[Assignment] Wherever the string "directory" shows up in the records below, return that line.

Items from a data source
........

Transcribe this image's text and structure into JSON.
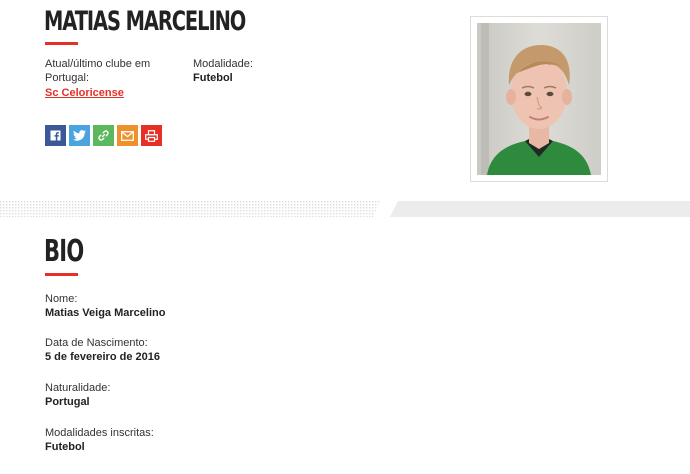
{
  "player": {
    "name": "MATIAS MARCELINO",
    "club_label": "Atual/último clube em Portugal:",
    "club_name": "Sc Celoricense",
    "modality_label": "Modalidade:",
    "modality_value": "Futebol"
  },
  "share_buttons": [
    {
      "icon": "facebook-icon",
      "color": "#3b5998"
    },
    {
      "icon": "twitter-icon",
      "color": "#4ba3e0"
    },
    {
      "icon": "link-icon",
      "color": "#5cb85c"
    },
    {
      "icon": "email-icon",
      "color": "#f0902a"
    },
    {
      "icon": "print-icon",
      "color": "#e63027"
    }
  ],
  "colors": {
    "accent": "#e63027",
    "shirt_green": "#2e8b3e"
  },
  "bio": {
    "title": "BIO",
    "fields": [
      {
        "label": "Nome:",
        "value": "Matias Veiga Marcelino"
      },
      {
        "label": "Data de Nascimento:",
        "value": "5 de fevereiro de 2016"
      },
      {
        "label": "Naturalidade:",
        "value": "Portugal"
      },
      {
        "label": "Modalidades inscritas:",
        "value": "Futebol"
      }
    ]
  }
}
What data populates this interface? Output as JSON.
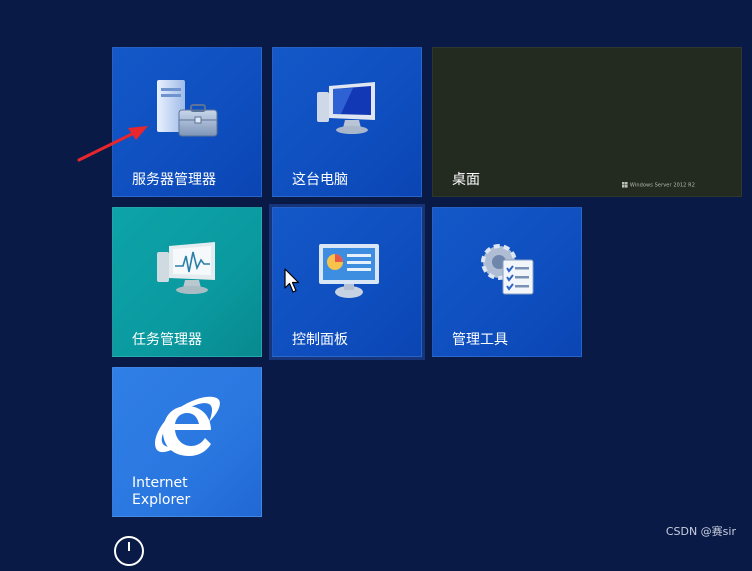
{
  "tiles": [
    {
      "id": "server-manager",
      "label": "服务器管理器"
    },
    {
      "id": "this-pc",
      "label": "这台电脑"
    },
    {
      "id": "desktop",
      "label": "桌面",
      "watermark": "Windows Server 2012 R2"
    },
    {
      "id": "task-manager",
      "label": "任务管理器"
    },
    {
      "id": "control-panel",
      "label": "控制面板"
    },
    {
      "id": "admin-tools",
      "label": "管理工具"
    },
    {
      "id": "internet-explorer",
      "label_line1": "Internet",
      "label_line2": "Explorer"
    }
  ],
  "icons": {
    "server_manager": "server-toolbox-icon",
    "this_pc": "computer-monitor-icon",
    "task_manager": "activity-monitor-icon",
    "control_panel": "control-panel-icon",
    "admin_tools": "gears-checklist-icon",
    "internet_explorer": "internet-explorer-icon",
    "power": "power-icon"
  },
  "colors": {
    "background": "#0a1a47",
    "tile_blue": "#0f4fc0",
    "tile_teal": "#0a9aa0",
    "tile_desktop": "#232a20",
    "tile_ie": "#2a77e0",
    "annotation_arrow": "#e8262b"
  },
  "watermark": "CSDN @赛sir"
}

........

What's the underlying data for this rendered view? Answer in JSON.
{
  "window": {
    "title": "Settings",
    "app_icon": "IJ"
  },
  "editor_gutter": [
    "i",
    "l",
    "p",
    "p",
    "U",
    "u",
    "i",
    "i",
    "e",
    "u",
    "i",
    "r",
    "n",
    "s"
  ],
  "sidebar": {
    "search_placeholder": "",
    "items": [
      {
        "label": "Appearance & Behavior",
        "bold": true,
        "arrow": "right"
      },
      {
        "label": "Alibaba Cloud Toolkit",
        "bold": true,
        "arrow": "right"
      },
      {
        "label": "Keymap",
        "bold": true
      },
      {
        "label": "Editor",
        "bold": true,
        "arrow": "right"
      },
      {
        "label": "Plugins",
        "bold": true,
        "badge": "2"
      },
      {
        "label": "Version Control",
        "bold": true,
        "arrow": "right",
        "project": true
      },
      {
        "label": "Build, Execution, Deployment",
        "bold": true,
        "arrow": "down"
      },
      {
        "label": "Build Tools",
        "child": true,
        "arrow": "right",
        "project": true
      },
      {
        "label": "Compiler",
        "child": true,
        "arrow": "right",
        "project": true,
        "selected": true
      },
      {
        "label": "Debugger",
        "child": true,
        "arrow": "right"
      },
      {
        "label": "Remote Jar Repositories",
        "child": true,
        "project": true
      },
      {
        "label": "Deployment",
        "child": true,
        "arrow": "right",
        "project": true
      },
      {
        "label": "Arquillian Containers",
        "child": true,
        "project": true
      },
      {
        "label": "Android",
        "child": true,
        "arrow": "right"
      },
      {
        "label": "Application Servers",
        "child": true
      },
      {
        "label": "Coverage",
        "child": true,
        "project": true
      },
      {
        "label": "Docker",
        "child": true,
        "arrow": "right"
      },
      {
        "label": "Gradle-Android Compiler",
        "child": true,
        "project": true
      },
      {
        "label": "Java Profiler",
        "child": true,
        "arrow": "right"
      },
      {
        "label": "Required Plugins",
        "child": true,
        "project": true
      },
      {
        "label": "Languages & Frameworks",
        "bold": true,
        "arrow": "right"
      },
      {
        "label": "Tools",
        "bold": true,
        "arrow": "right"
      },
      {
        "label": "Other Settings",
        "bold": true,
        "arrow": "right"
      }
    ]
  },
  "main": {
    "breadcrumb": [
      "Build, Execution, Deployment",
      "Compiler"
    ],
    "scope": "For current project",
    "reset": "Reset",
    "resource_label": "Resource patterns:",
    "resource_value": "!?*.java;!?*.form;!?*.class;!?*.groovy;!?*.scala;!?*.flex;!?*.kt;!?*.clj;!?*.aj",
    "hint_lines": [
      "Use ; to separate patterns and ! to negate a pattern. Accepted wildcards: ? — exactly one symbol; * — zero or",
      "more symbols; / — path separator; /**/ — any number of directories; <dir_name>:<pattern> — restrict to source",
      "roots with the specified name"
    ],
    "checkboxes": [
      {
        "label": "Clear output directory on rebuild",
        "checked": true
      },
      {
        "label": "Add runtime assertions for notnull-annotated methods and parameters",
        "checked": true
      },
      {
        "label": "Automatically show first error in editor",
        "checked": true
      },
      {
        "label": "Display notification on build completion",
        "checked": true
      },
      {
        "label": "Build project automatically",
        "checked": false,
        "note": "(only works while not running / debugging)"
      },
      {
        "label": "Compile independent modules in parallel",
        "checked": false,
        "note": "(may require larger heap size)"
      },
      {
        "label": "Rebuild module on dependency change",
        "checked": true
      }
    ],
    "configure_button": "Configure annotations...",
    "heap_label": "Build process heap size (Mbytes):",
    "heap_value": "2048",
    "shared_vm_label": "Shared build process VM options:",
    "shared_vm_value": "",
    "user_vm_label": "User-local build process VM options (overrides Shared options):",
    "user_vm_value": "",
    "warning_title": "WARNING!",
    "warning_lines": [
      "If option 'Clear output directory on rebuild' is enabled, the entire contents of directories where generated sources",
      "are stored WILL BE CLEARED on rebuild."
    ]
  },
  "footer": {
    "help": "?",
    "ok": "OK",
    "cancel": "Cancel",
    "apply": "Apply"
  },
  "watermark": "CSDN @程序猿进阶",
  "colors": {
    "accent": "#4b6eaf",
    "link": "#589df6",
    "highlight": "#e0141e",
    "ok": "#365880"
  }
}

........

[Exercise answer]
        "label": "Clear output directory on rebuild",
      "If option 'Clear output directory on rebuild' is enabled, the entire contents of directories where generated sources",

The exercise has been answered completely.